Jan. 6-March 3
‘Form, Not Function’
Carnegie Center for Art and History
201 E. Spring St., New Albany
The Carnegie Center has found something they are exceptionally good at — highlighting the fiber arts. And in this, their ninth annual “Form, Not Function” exhibition, they continue to turn our attention to the contemporary art quilt. The Carnegie defines quilt art as textiles “created strictly for their aesthetic appeal rather than functional use.” How popular are these types of quilts? There were 278 works submitted for this year’s call for art, with 24 quilts selected to display. The opening reception is Friday, Jan. 6, from 6-8 p.m. The next day, jurors Kate Lenkowsky, Marti Plager and Jennifer Sargent will conduct a tour of the exhibit from 10:30-11:30 a.m. (It’s free and open to the public, but pre-registration is required). See the website for additional events. —Jo Anne Triplett
Sunday, Jan. 8
1250 Bardstown Road • 459-0022
$5; 2:30 p.m.
Brazilian Renato Vasconcellos and U of L professor/sax man Mike Tracy join forces for this International House of Jamcakes, a harmonious alternative to your Sunday sports. Vasconcellos and his former teacher worked together on Tracy’s Brazilian-flavored album Tracings in 2003, so they should have a good sense of each other’s strengths — the better to swing you with. Vasconcellos now teaches jazz piano, harmony and music history at his alma mater, the University of Brasilia. He also earned a Masters of Music Performance degree (with a concentration in jazz) from our very own U of L, where he directed the Brazilian Ensemble. Vasconcellos recently produced a Brazilian Jazz edition of local godfather Jamey Aebersold’s “Play-Along” series, strengthening his local ties and contributing to the positive globalization of North and South American sounds. —Peter Berkowitz
Sunday, Jan. 8
The Yearlings Club
4309 W. Broadway
Free; 4 p.m.

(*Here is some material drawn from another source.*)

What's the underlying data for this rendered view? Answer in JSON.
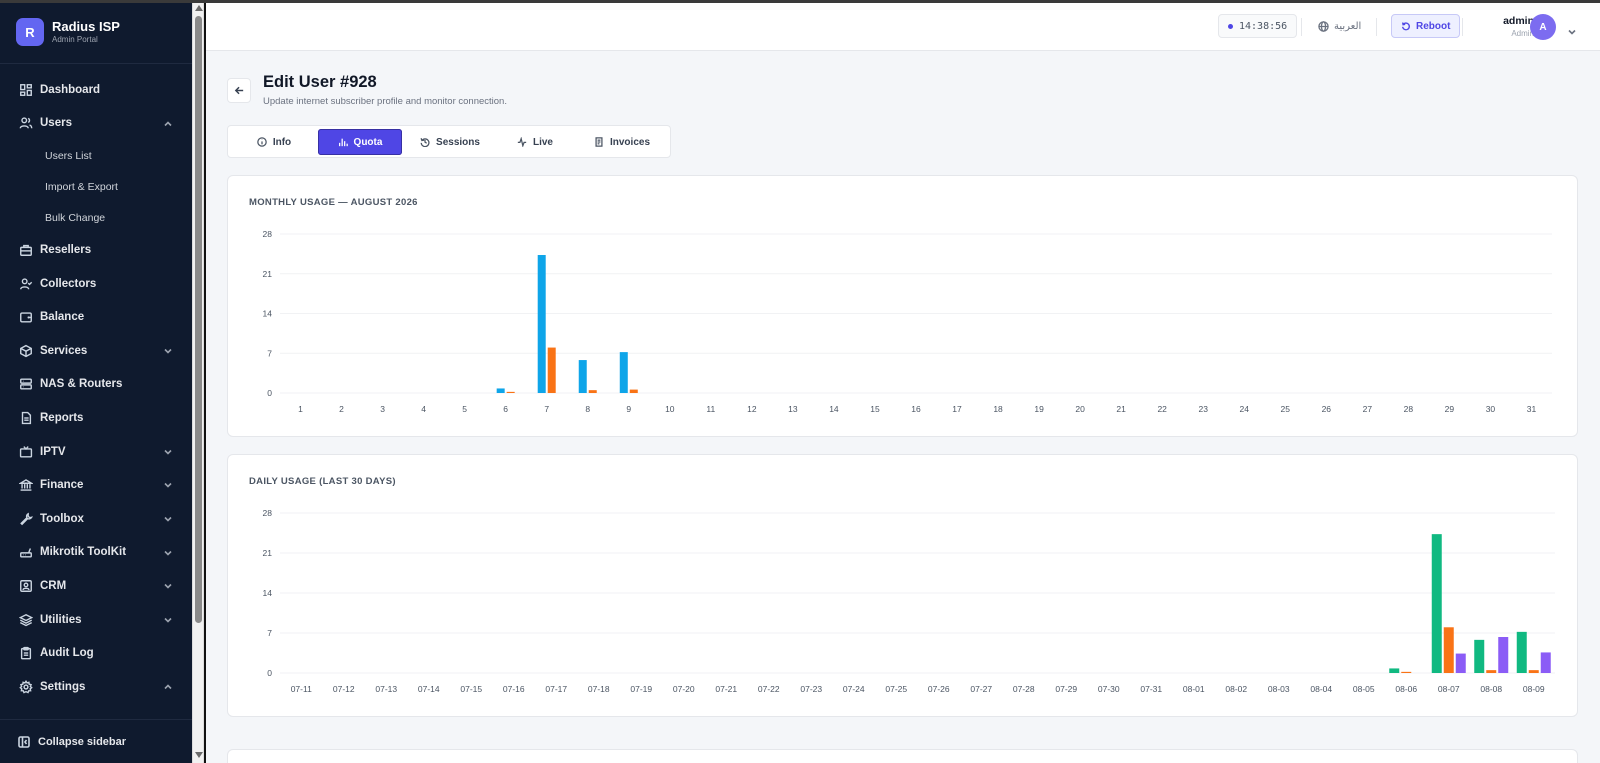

It’s time to sing “Happy Birthday” to The Louisville Lip. Our city’s most renowned native son, Muhammad Ali, is turning 70 years old, and the University of Louisville’s Yearlings Club is commemorating this milestone. “Our Muhammad Ali: A Life, a Legend, a Birthday Celebration” will feature classmates, neighbors and friends sharing stories about the former professional boxer, philanthropist and social activist. The event is part of a discussion series focusing on black life and immigration. The Yearlings Club, a partner of U of L’s College of Arts and Sciences, is devoted to civic responsibility, community service and leadership development. The public is invited to share stories of Ali growing up in Louisville. So if you have a memory of or simply want to pay homage to “The Greatest,” this is the perfect place. —Anne Marshall
316 W. Main St. • 584-1205
Free; 10 p.m. (also noon Jan. 12, 10:30 p.m. Jan. 13)
We’re barely into the new year, and Actors’ Apprentice/Intern Company already has a full evening of plays to offer. Now in its 40th year, the company has created “The Tens” from a series of original workshop ensemble productions they did last fall. The eight plays were chosen from Actors’ Ten-Minute Play Contest, and highlights include Kyle John Schmidt’s “The Dungeons and the Dragons,” M. Thomas Cooper’s “Advanced” and Jane Jones’ “DressUp.” Each year, more than 2,000 young artists audition for only 22 spots in the Acting Apprentice Company. They then get to work directly with Actors’ staff, receiving hands-on training in administrative, technical and/or artistic leadership. And probably most exciting is being able to present works like “The Tens” to the theater-going public. Tickets are free, reservations are recommended. —Sara Havens